Work required: Could you restate all of the entries, word for word?

Source data:
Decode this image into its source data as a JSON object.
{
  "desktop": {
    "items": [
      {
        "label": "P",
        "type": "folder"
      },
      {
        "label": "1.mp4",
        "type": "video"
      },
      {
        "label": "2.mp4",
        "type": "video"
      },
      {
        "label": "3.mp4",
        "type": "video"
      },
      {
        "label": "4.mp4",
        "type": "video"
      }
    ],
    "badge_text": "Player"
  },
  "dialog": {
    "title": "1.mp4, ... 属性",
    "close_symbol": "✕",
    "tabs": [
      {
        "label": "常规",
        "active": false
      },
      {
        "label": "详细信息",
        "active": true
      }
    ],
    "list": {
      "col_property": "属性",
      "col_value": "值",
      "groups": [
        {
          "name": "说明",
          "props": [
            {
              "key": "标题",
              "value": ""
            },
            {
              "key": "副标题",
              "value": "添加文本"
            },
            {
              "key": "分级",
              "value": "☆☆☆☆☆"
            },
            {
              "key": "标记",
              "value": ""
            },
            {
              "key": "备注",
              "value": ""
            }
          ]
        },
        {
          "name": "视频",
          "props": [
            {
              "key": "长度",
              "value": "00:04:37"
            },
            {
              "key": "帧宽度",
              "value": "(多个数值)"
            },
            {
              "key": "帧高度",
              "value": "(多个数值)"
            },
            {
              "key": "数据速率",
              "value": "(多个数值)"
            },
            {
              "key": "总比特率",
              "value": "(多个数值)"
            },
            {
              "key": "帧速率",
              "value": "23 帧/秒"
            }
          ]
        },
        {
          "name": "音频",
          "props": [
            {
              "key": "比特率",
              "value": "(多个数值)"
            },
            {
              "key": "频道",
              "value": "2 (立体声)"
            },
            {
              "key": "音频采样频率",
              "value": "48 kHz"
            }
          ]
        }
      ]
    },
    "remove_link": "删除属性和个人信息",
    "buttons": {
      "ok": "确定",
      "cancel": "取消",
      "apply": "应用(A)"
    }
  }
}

Exercise output:
Decode this image into its source data as a JSON object.
{
  "desktop": {
    "items": [
      {
        "label": "P",
        "type": "folder"
      },
      {
        "label": "1.mp4",
        "type": "video"
      },
      {
        "label": "2.mp4",
        "type": "video"
      },
      {
        "label": "3.mp4",
        "type": "video"
      },
      {
        "label": "4.mp4",
        "type": "video"
      }
    ],
    "badge_text": "Player"
  },
  "dialog": {
    "title": "1.mp4, ... 属性",
    "close_symbol": "✕",
    "tabs": [
      {
        "label": "常规",
        "active": false
      },
      {
        "label": "详细信息",
        "active": true
      }
    ],
    "list": {
      "col_property": "属性",
      "col_value": "值",
      "groups": [
        {
          "name": "说明",
          "props": [
            {
              "key": "标题",
              "value": ""
            },
            {
              "key": "副标题",
              "value": "添加文本"
            },
            {
              "key": "分级",
              "value": "☆☆☆☆☆"
            },
            {
              "key": "标记",
              "value": ""
            },
            {
              "key": "备注",
              "value": ""
            }
          ]
        },
        {
          "name": "视频",
          "props": [
            {
              "key": "长度",
              "value": "00:04:37"
            },
            {
              "key": "帧宽度",
              "value": "(多个数值)"
            },
            {
              "key": "帧高度",
              "value": "(多个数值)"
            },
            {
              "key": "数据速率",
              "value": "(多个数值)"
            },
            {
              "key": "总比特率",
              "value": "(多个数值)"
            },
            {
              "key": "帧速率",
              "value": "23 帧/秒"
            }
          ]
        },
        {
          "name": "音频",
          "props": [
            {
              "key": "比特率",
              "value": "(多个数值)"
            },
            {
              "key": "频道",
              "value": "2 (立体声)"
            },
            {
              "key": "音频采样频率",
              "value": "48 kHz"
            }
          ]
        }
      ]
    },
    "remove_link": "删除属性和个人信息",
    "buttons": {
      "ok": "确定",
      "cancel": "取消",
      "apply": "应用(A)"
    }
  }
}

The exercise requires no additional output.